Induction Agents-Ketamine
  • Ketamine 1-2.0 mg/kg IV
  • Modest hemorrhage or parturient asthma
  • Provide rapid analgesia, hypnosis, and amnesia
  • May depress myocardium and reduce CO and BP in
    severe hypovolemic patients
  • Avoid in hypertensive patients
  • More than 2 mg/kg may associate with fetal
  • Maternal psychotropic profiles dreaming,
    dysphoria, hallucination during emergence
    (benzodiazepine reduce the side effects)

Induction Agents-Etomidate
  • Etomidate 0.2-0.3 mg/kg IV
  • Cause little CV depression-for HD unstable
  • Neonatal adrenal suppression?
  • pain at injection site
  • Myoclonus

Induction Agents-Succinylcholine
  • Succinylcholine (SUX) 0.3 to 1.5 mg/kg IV
  • Spontaneous ventilation may resume in 2-3 minutes
    with low dose SUX (0.3-0.5 mg/kg), but peak time
    delayed by about 10-15 seconds
  • 3rd line of defense of difficult airway
  • Recovery from intubation dose of SUX is unchanged
    in the pregnant patients

Maintenance of General Anesthesia
  • 50 O2/50N2O/0.5 Isoflurane
  • 100 O2/1-1.5 Isoflurane
  • 50-70 N2O/30-50O2/
  • 0.5 Isoflurane/Narcotics
  • Minimize volatile agents to prevent postpartum
    hemorrhage 0.5 MAC does not significantly
    increase maternal blood loss

Maintenance of General Anesthesia
  • Succinylcholine bolus when needed
  • Nondepolarizing agents accordingly ie. Nimbex,
    Vecuronium, Rocutonium.
  • Oxytocin 10-40 U IV infusion
  • Antibiotics of choice
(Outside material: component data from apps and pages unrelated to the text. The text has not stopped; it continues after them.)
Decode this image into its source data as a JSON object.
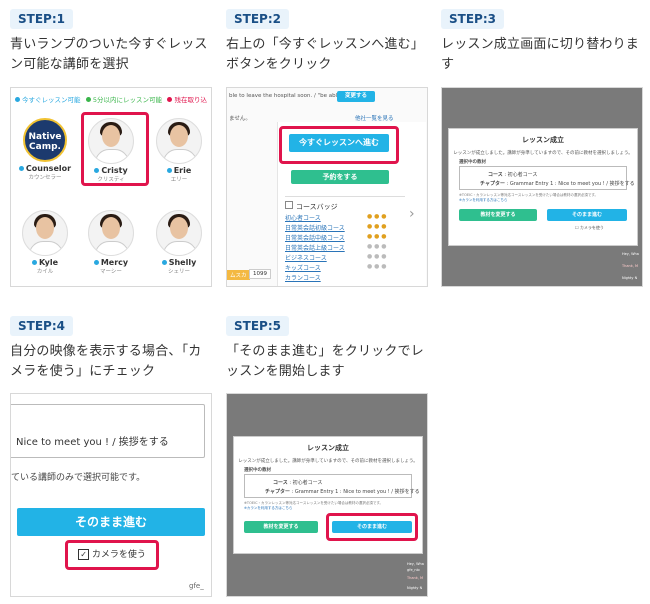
{
  "steps": [
    {
      "badge": "STEP:1",
      "desc": "青いランプのついた今すぐレッスン可能な講師を選択"
    },
    {
      "badge": "STEP:2",
      "desc": "右上の「今すぐレッスンへ進む」ボタンをクリック"
    },
    {
      "badge": "STEP:3",
      "desc": "レッスン成立画面に切り替わります"
    },
    {
      "badge": "STEP:4",
      "desc": "自分の映像を表示する場合、「カメラを使う」にチェック"
    },
    {
      "badge": "STEP:5",
      "desc": "「そのまま進む」をクリックでレッスンを開始します"
    }
  ],
  "shot1": {
    "legend": [
      "今すぐレッスン可能",
      "5分以内にレッスン可能",
      "残在取り込"
    ],
    "legend_colors": [
      "#29a8e0",
      "#39b54a",
      "#e0144c"
    ],
    "logo_top": "Native",
    "logo_bottom": "Camp.",
    "tutors": [
      {
        "name": "Counselor",
        "sub": "カウンセラー"
      },
      {
        "name": "Cristy",
        "sub": "クリスティ"
      },
      {
        "name": "Erie",
        "sub": "エリー"
      },
      {
        "name": "Kyle",
        "sub": "カイル"
      },
      {
        "name": "Mercy",
        "sub": "マーシー"
      },
      {
        "name": "Shelly",
        "sub": "シェリー"
      }
    ]
  },
  "shot2": {
    "top_text": "ble to leave the hospital soon. / \"be able",
    "change_btn": "変更する",
    "sub_text": "ません。",
    "link_text": "他社一覧を見る",
    "primary_btn": "今すぐレッスンへ進む",
    "reserve_btn": "予約をする",
    "course_heading": "コースバッジ",
    "courses": [
      "初心者コース",
      "日常英会話初級コース",
      "日常英会話中級コース",
      "日常英会話上級コース",
      "ビジネスコース",
      "キッズコース",
      "カランコース"
    ],
    "tag": "ムスカ",
    "count": "1099"
  },
  "modal": {
    "title": "レッスン成立",
    "line1": "レッスンが成立しました。講師が身準していますので、その前に教材を選択しましょう。",
    "section": "選択中の教材",
    "course_label": "コース",
    "course_value": "初心者コース",
    "chapter_label": "チャプター",
    "chapter_value": "Grammar Entry 1 : Nice to meet you ! / 挨拶をする",
    "note1": "※TOEIC・カランレッスン等対応コースレッスンを受けたい場合は教材の選択必須です。",
    "note2": "※カランを利用する方はこちら",
    "change_btn": "教材を変更する",
    "proceed_btn": "そのまま進む",
    "camera": "カメラを使う",
    "side": [
      "Hey, Wha",
      "gfe_nlo",
      "Thank, M",
      "Nighty N"
    ]
  },
  "shot4": {
    "field_text": "Nice to meet you ! / 挨拶をする",
    "note": "ている講師のみで選択可能です。",
    "proceed_btn": "そのまま進む",
    "camera": "カメラを使う",
    "corner": "gfe_"
  }
}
Emergence from General Anesthesia
  • Stomach emptied via an OG tube
  • Upper airway suctioned
  • Nondepolarizing agents reversed adequately
  • Opioids for pain relief
  • Extubation when patients regain protective
    reflexes are able to maintain airway respond
    appropriately to verbal commands and are
    hemodynamically stable

Awareness during General Anesthesia
  • High incidence between induction of anesthesia
    and delivery of the fetus
  • Administration of only 50 N2O in oxygen without
    other agents results in maternal awareness in
    12-26 of cases (Warren TM Anesth Analg 1983
    62516-20 Crawford JS Br J anesth 1971
    43179-82 Abboud TK et al Acta Anesthesiol Scand
    1985 29 663-8)

Awareness during General Anesthesia
  • Ketamine or combine ketamine and thiopental for
  • Minimize of induction to delivery interval
  • 50N2O/O2 with following AGENTS reduce awareness
    to less than 1
  • 0.6 isoflurane
  • 1 sevoflurane
  • 3 desflurane

Fetus Consideration during Emergency Cesarean
  • Decision to Incision or interval 30 minutes?
  • Uterine Incision to Delivery (UD) interval should
    be less than 3 minutes (Datta et al Obstet
    Gynecol 1981 58331-335. Crawford JS. Et al.
    Br J. Anesth 1973 45726-732)
  • Neonates delivered after 3 minutes following
    uterine incision had lower apgar and acidotic
    blood gas
  • Ultimate neonatal outcome? (Ong BY. Et al Anesth
    Analg 1998 68270-5)

Ong BY. et al Anesth Analg 1998 68270-5
  • Increase incidence of low 1 minute apgar scores
    in elective under GA
  • Increase incidence of low 1 and 5 minutes apgar
    scores in emergency under GA
  • No different in ultimate neonatal outcome

Factors Cause Uterine Artery Spasm
  • Uterine incision
  • Contraction of myometrial muscles
  • Vasoconstrictors prostaglandin released from
    fetus and placenta
  • Maternal catecholamine release

Post Anesthesia Care
  • Transport to PACU with O2
  • Hypoxemia airway obstruction and
  • Hypotension
  • Pain control
  • Nausea and Vomiting
  • Shivering and hypothermia